If a subtitle comes at the end of a shot, it is often wiser to keep that subtitle on the screen and extended to the very end of that shot and then cut both subtitle and shot by the change to the second shot rather than risk a competing subtitle exit rhythm being placed so close to the end of the shot.
If a word in a foreign language is either known or close to the word in the language of the subtitles, that word must be placed in a word-order where it can synch with the spoken utterance. For example, if the Spanish word "chiaro" is spoken at the end of a sentence, then the English word "clear" should be the last word of that sentence.
It is better if the title or subtitle is terminated before panning or cutting. Said differently, use the commencement of a pan as the signal for the termination of a subtitle.
When there are recognizable words or names in the foreign language, place them visually in the sentence closest to the time that the viewer while reading will hear that word or name.
The smaller the amount of punctuation, the better. The audience often feels the trajectory of a sentence and does not have to be aided by a lot of punctuation. Take the use of periods, for example. Periods tend to fall at the lower right corner of the frame; accordingly, they are extremely active visually. Because of the structure of the English language, we understand where a sentence is goingotherwise we would not be able to interrupt each other. An audience similarly understands when a sentence has finished without the use of conclusing punctuation. Their use is often not worth the visual intrusion into the diagetic film-space.
In general, it is most effective to align the duration of the subtitle to the duration of the breath of ritual utterance. If the utterance is long with more than one phrase, extend the duration of the subtitles so there is no visual blank space between them. Assign blank space to the inhale.
If the pace of ritual utterance is fast, you might decide that a double or triple line subtitle template is best in order to signal, by means of that visual presentation style, that ritual space has been entered and therefore to demarcate it from the rest of the film.
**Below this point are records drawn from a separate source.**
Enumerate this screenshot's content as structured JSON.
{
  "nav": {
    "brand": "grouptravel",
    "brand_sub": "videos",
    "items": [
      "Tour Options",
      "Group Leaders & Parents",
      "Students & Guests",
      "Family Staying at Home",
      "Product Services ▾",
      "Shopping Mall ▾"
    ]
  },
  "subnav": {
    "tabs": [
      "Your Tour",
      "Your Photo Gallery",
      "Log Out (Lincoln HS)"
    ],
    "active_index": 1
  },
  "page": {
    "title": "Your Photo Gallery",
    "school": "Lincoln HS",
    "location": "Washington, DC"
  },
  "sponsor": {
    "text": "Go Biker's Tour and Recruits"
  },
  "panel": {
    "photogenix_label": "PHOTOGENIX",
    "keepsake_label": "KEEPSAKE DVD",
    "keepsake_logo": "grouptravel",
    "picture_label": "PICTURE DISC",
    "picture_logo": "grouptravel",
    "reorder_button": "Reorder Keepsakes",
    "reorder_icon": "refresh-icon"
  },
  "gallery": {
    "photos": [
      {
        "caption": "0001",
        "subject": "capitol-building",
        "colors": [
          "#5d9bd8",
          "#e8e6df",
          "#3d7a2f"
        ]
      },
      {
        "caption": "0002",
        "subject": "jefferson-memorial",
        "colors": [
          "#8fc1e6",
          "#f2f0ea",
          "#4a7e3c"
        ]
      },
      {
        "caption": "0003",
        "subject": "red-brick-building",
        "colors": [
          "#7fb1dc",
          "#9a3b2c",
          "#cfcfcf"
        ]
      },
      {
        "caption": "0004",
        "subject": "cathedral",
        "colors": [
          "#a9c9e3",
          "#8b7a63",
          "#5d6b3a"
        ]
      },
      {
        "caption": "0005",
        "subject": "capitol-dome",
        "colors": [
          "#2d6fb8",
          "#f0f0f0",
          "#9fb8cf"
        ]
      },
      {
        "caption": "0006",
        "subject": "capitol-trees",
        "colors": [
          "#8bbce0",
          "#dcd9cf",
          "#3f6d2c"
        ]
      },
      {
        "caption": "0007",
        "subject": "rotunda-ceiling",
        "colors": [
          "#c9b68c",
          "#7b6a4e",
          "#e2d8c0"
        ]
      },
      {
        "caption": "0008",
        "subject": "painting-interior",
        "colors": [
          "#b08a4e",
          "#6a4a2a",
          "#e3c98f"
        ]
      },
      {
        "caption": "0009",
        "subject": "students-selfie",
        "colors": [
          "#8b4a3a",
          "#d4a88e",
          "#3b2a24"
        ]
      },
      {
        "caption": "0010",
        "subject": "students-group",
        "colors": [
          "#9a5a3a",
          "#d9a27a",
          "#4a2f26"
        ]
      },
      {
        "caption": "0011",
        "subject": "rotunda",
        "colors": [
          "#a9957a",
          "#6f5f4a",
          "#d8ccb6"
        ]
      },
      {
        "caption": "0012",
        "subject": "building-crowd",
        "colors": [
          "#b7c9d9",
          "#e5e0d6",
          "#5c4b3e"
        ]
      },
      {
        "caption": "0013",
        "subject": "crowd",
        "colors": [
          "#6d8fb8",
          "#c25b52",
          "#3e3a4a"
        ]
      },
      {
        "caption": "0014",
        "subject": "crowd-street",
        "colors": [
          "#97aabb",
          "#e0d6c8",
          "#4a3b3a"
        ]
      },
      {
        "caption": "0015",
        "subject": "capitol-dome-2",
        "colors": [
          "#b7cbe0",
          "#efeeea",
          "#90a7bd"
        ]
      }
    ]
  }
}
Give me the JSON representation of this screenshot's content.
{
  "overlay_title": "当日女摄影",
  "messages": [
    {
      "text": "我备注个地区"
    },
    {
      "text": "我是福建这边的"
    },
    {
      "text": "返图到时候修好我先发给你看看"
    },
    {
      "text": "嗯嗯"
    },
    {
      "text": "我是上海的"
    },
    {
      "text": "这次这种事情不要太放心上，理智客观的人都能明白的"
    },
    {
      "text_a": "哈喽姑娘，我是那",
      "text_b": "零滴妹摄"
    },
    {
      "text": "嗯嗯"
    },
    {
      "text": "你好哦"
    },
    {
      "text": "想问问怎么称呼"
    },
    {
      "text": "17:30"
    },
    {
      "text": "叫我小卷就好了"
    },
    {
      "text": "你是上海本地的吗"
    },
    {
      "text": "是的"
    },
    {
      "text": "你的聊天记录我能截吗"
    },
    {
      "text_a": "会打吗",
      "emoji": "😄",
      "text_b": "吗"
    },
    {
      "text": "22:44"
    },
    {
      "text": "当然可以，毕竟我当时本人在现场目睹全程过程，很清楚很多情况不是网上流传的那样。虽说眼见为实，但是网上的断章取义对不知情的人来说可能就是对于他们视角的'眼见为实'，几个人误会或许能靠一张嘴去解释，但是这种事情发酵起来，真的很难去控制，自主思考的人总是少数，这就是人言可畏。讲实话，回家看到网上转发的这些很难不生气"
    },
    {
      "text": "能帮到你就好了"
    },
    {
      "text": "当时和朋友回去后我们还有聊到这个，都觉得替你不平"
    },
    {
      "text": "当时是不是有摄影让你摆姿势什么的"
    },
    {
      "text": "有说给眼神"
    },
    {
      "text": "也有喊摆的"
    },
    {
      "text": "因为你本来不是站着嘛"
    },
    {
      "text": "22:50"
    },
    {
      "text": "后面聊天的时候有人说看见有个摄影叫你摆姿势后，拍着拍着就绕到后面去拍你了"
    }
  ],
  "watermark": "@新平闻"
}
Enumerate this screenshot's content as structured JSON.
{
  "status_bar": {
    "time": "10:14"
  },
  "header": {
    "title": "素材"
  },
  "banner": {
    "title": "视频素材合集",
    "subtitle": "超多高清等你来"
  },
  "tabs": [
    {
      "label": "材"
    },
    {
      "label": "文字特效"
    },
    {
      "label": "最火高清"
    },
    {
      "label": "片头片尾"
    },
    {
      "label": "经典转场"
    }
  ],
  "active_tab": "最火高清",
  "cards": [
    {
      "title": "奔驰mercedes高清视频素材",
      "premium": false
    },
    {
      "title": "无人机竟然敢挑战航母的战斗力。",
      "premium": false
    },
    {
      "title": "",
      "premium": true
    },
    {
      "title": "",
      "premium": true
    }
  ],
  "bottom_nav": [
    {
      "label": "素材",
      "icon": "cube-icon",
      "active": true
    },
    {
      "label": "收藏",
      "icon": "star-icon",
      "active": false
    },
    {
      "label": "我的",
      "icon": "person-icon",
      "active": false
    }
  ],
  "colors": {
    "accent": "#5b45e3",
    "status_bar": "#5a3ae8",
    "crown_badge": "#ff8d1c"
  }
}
If this style usage is chosen, it must be extended to any other ritual situations throughout the film.
It is common practice to wait for one beat before laying a superimposition over a new scene. The rightness of that superimposition placement is increased if it is in synch with a beginning of a spoken utterance or other noticeable sound from the films diagetic sound environment.
For a superimposition to be added to a shot in which a subtitle is already on the screen, it is often rhythmically best if both elements exit the screen together.
GETTING BEYOND "READ 'EM QUICK!" PRACTICAL, SLOW NOTES ON SUBTITLES AND SUPERIMPOSITIONS. COPYRIGHT © 2000 BY PETER THOMPSON. ALL RIGHTS RESERVED.